- After graduating from college, you’ll come to realize that experience also matters as much as your major. The internships, volunteering, extra-curricular activities, and where you invest your time actually count much more than you think.
- It’s really about who you know. Although you can try to deny it—your connecting network is what will get you through the door—your major can help you land the job. Your network of contacts, developed through your years of college (through internships, professors, colleagues, etc.) can be the missing piece you need to help you land that interview. Your degree and intelligence can get you through the rest.
However, although these are a few facts that can help get you off the hook in choosing a major, it’s still proven that happiness and being engaged in something you like to do can have a major impact on your success and how well you perform.
Choosing a major that interests you can help you get on a clear path and hone in on your purpose. This focus can translate into powerful, positive energy that converts well in the workplace.
So, how to choose this very—possibly not so important—major?
Here are a few tips that can help:
1. Go for your interests. There are so many self-assessment resources that you can take advantage of. Taking a step back and looking at what you love to do—which jobs you’ve already had and loved, what subjects interest you the most, and where you see yourself in ten years can help you choose a major that suits you. If you’re interested in it (and already naturally strong at it), you’ll have an easier time when the going (and studying) gets tough.
2. Pick your career and scale back from there. Perhaps you have a career in mind that you’d be interested in. Knowing where you want to go can help you choose the path to get you there. Some careers have pretty spacey maps that allow you to choose from a few different routes. If you have the end destination in mind, having the freedom to choose your own way can help you feel more passionate about your major and career choice.
3. Test them out. Taking high school courses or prereqs that are tailored to the major can help you see if that degree is the right fit. Introductory courses can really help open up your eyes and give you firsthand experience into what you like and don’t like.
4. See your adviser. They’re literally there to help you choose your academic path. Talk to teachers that have taught you in the past and know you well. Consult with students who are studying a major that’s in your radar and get their opinion. Although you have the final word, these opinions can help.
5. Look at degree requirements and plan out your next few years. Want to be a doctor but don’t have the means to put in all those years at school? Make sure you know what you’re getting yourself into before you make that final decision.

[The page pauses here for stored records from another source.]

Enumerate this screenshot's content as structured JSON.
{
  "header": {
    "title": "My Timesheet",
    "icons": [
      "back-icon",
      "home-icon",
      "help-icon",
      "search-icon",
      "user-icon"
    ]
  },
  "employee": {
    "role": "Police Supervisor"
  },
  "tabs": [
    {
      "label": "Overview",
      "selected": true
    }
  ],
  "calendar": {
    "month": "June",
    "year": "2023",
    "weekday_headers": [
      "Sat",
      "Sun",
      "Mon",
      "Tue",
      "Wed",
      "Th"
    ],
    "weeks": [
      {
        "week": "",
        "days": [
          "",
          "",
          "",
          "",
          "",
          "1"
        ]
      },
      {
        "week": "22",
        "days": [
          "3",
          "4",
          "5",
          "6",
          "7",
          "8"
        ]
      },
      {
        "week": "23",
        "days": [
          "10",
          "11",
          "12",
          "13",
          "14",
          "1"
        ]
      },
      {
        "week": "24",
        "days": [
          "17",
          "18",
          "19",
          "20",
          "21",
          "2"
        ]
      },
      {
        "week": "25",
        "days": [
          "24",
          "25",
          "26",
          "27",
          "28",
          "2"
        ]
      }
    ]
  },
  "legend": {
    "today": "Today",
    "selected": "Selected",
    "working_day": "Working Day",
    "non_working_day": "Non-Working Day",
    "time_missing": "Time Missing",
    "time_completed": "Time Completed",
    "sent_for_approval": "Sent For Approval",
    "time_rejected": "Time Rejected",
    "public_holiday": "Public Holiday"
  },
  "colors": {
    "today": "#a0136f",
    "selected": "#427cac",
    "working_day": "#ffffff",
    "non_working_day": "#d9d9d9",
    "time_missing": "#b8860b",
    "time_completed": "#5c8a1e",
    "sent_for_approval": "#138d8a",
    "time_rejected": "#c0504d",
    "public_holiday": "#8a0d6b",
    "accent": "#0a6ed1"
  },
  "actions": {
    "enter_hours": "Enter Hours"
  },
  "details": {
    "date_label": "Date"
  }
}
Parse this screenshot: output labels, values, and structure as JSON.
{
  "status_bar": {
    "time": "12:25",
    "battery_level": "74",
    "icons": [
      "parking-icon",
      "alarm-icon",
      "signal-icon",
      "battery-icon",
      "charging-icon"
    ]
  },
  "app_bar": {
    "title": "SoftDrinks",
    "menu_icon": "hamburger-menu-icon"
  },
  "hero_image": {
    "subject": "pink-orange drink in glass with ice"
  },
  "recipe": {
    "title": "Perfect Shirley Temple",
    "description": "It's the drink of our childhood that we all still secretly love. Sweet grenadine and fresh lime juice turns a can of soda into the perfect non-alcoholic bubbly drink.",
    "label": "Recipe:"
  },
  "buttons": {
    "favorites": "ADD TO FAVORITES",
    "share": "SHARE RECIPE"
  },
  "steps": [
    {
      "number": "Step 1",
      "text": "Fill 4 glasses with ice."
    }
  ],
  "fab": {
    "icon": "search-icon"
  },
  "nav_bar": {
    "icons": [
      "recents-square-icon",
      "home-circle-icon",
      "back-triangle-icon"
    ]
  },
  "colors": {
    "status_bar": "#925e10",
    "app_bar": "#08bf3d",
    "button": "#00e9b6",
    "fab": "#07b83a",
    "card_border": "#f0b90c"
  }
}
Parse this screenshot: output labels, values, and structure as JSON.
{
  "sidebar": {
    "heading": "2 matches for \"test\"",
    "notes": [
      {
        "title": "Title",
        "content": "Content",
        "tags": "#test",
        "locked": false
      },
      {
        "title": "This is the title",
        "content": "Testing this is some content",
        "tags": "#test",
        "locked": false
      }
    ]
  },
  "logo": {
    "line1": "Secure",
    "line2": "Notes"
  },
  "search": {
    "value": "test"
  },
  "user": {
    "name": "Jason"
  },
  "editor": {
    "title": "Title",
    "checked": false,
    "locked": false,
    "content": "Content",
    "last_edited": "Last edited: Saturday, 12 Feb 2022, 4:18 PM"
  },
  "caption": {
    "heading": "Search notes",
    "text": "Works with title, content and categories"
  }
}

Depending on which direction you choose to go, some employers don’t put too much weight on what you majored in, as long as you have that degree. On the other hand, some jobs and career paths are very specific in what you should have specialized in.
Your major can have a very lasting impact on your future career—and the immediate next few years—so, regardless if you believe that it will affect your job choice after you graduate, just know that this decision is not one to be taken lightly!
Anne Baron is a highly experienced educator, writer, and copywriter specializing in academic research. She has a Ph.D. in Educational Administration with almost 25 years of experience in teaching and academic writing. She spent a dozen years managing a large college peer-tutoring program and another dozen years in the classroom teaching college students. She has since retired from teaching and devotes her time and efforts to freelance writing for institutions, businesses, and colleges like Patrick Henry College.